  • Outposts of Empire: Settler Militarism and the Architecture of Occupation in the North Pacific
    Desiree Valadares / she/her /

4:30 – 6:00 pm

Liminal Spaces of Violence and War

  • Policing Homosexuality in African American Military History
    Natalie Shibley / she/her / / @nshibley
  • Foster- Mother to the Forces: The Contested Representation of the British Army Service Corps, 1914-1918
    Thomas P. Stephens / he/him / / @tpstephens12
  • Jarhead Bureaucrats and the Military Gig Economy
    Brian Wierman / he/him /
  • War, urbanization and political consciousness: The changing life situation of black women in South Africa
    Junling Hou / Junling /

Monday, March 21

5:00 – 6:30 pm


Post-Conference Keynote Lecture:
Autonomous Weapons and the Future of War

Paul Scharre, PhD
Vice President and Director of Studies
Center for a New American Security

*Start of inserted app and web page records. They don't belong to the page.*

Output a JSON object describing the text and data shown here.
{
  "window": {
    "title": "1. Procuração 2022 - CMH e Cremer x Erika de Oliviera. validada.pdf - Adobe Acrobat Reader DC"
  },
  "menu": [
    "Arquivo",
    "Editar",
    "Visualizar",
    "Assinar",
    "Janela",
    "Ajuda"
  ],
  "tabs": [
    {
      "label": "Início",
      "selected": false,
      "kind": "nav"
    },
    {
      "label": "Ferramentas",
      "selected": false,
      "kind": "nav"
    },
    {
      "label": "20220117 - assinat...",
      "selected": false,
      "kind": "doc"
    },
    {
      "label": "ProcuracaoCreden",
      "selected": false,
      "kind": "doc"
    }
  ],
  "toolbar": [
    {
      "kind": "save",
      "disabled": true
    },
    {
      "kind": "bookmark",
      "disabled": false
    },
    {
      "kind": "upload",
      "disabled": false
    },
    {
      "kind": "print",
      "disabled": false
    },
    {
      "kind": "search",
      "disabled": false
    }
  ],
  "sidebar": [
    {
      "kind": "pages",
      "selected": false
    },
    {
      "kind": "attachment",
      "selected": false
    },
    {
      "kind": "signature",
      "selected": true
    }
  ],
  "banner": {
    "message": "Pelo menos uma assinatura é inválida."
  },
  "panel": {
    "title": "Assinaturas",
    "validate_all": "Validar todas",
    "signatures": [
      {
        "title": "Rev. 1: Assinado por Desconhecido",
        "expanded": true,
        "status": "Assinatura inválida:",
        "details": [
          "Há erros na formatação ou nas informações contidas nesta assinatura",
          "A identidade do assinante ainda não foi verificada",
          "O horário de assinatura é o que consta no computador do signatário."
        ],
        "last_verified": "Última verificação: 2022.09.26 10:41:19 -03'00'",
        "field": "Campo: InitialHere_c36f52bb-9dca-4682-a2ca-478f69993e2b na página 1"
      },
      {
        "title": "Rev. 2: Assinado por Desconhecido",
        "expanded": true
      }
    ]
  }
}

Militaries around the world are racing to build robotic systems with increasing autonomy. What will happen when a Predator drone has as much autonomy as a Google car? Should machines be given the power to make life and death decisions in war? Paul Scharre, a former Army Ranger and Pentagon official, will present ideas developed in his book, Army of None: Autonomous Weapons and the Future of War, that won the 2019 Colby Award and was named one of Bill Gates’ Top 5 Books of 2018. He will explore the technology behind autonomous weapons and the legal, moral, ethical, and strategic dimensions of this evolving technology. Paul Scharre is the Vice President and Director of Studies at the Center for a New American Security.